The search for Malaysian Flight 370 seems to be a never-ending mystery. What the heck happened to that plane? Five weeks into the search and still no clues. While the search continues, one thing has become clear: the amount of trash found in the Indian Ocean is heartbreaking.
Satellites used to search for Flight 370 have picked up hundreds of large objects thought to be possible wreckage from the plane. When looked at a little closer, the debris was found to be floating garbage. Objects sighted off the Australian coast turned out to be fishing equipment, cargo containers, plastic bottles, and plastic shopping bags. Buoys used on cruise ships often the size of large cars are also part of the mess.
The garbage floating in the ocean looked like possible wreckage debris because it was packed together. Individual pieces of trash accumulate and form patches throughout our oceans. Many ships have reported encountering garbage patches while sailing. The area being searched is a region known as the Indian Ocean Gyre, an area where there is little movement in the ocean’s currents, so it’s a place where floating garbage can easily accumulate.
Interestingly enough, most of the garbage found in the ocean is the size of a grain of rice. Because of constant exposure to sunlight and being tossed around in waves, plastic in the ocean breaks down over time and becomes so small that marine life can easily ingest it. Marcus Eriksen, founder of the 5 Gyres Institute and a marine scientist, says that a lot of different types of plastic are being found in the ocean.

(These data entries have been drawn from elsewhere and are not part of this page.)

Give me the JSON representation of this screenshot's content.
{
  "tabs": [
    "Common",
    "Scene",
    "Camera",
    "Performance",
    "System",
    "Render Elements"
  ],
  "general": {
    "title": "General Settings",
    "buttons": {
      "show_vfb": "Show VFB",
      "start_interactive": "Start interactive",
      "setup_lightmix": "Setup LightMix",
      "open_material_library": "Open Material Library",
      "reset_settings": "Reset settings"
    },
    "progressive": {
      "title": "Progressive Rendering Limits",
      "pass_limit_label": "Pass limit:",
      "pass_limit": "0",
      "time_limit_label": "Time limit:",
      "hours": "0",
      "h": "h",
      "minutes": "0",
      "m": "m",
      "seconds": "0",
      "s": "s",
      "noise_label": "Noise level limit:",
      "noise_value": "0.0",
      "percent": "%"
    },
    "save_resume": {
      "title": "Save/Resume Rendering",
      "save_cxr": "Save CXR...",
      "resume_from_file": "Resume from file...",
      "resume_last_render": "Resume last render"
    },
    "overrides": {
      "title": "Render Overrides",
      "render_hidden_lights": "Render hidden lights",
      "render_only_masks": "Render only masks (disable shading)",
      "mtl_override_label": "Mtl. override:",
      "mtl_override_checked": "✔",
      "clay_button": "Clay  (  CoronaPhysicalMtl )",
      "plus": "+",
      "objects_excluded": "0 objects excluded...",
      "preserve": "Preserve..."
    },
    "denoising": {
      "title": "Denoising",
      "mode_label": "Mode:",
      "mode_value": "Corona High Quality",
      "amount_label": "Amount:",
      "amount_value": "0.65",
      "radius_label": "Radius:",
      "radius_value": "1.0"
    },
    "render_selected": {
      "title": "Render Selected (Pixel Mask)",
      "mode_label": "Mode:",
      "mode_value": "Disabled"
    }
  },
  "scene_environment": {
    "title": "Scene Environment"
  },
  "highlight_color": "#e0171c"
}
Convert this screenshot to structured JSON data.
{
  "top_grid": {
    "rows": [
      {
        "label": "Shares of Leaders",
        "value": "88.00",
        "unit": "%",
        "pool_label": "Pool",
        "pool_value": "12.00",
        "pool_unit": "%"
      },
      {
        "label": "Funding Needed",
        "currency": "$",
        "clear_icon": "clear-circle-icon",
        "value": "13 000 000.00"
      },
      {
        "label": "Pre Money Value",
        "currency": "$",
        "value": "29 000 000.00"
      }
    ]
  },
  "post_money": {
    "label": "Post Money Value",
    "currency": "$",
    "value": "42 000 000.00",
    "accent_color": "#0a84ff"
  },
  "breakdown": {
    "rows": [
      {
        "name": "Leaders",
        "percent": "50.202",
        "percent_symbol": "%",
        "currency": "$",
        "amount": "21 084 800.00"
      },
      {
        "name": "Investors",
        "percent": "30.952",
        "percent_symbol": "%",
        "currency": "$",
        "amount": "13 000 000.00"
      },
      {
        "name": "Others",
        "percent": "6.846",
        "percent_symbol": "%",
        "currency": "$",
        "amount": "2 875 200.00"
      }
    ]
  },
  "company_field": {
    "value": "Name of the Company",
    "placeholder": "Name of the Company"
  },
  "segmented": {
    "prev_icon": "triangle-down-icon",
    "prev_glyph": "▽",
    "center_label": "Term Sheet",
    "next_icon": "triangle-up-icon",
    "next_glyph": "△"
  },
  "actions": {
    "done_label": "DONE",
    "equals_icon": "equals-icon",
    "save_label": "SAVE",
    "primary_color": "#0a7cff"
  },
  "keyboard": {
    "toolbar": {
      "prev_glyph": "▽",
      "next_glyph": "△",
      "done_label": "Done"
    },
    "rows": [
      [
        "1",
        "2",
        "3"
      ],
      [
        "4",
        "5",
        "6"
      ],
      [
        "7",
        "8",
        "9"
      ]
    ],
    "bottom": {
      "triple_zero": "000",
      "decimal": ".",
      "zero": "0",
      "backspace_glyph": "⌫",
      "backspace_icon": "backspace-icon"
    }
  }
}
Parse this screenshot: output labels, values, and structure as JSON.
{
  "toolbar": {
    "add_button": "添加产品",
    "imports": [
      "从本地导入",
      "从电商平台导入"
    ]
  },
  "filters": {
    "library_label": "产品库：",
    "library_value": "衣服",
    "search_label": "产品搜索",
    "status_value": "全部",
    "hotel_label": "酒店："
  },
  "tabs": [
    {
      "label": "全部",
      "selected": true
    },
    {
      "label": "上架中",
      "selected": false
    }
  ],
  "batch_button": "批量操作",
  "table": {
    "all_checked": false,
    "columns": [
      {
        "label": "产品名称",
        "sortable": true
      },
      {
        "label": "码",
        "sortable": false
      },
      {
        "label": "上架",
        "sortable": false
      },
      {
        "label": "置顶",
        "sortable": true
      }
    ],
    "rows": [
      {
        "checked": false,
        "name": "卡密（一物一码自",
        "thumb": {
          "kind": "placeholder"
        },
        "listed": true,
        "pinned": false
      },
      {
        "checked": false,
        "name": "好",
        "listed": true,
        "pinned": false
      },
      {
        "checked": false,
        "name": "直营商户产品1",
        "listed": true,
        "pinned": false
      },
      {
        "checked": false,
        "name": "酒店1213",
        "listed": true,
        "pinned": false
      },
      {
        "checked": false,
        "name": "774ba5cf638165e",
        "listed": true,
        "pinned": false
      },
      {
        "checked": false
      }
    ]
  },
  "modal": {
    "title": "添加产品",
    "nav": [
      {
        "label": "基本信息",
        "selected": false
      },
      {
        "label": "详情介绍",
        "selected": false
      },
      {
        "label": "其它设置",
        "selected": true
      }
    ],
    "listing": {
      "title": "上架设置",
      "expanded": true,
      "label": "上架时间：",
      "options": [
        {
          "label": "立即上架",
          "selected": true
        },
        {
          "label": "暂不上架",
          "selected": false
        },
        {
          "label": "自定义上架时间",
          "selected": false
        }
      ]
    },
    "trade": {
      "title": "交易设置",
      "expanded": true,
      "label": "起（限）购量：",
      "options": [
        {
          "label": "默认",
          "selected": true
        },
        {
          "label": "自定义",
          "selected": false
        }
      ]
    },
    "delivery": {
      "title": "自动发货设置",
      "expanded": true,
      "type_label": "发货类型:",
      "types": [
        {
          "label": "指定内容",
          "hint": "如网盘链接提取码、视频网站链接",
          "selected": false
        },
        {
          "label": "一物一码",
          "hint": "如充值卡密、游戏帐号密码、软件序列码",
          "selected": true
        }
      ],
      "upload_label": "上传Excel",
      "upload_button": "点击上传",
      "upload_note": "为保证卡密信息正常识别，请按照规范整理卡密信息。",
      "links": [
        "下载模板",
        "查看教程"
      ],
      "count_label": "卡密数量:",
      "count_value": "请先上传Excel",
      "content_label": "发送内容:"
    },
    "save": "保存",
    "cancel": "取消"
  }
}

“We are seeing an abundant accumulation of micro-plastics from all single-use, throwaway plastics like bags, bottles, bottle caps, and kitchen utensils,” Eriksen explained. “I have pulled cigarette lighters from hundreds of bird skeletons.” Fish are also ingesting the garbage and are either dying or entering our food supply, causing a threat to humans.
Garbage patches like the one in the Indian Ocean have been found all over the world, but the largest patch is the Great Pacific Garbage Patch, an accumulation of garbage the size of Texas! Floating halfway between Hawaii and California, the Great Pacific Garbage Patch holds an estimated 100,000 to 1 million large wood objects, including beams from houses and large pieces of timber. There have been dozens of reports about collisions with the garbage patch where boats were damaged by the floating wood.
What happened to Flight 370 is a tragedy and a mystery, but the world has been watching as another tragedy has been revealed. The environmental damage caused by the pollution in our oceans will be hard to reverse, if not impossible. While the search for the missing flight continues, people are realizing just how serious pollution is and that it’s a problem that needs to get fixed before it’s too late.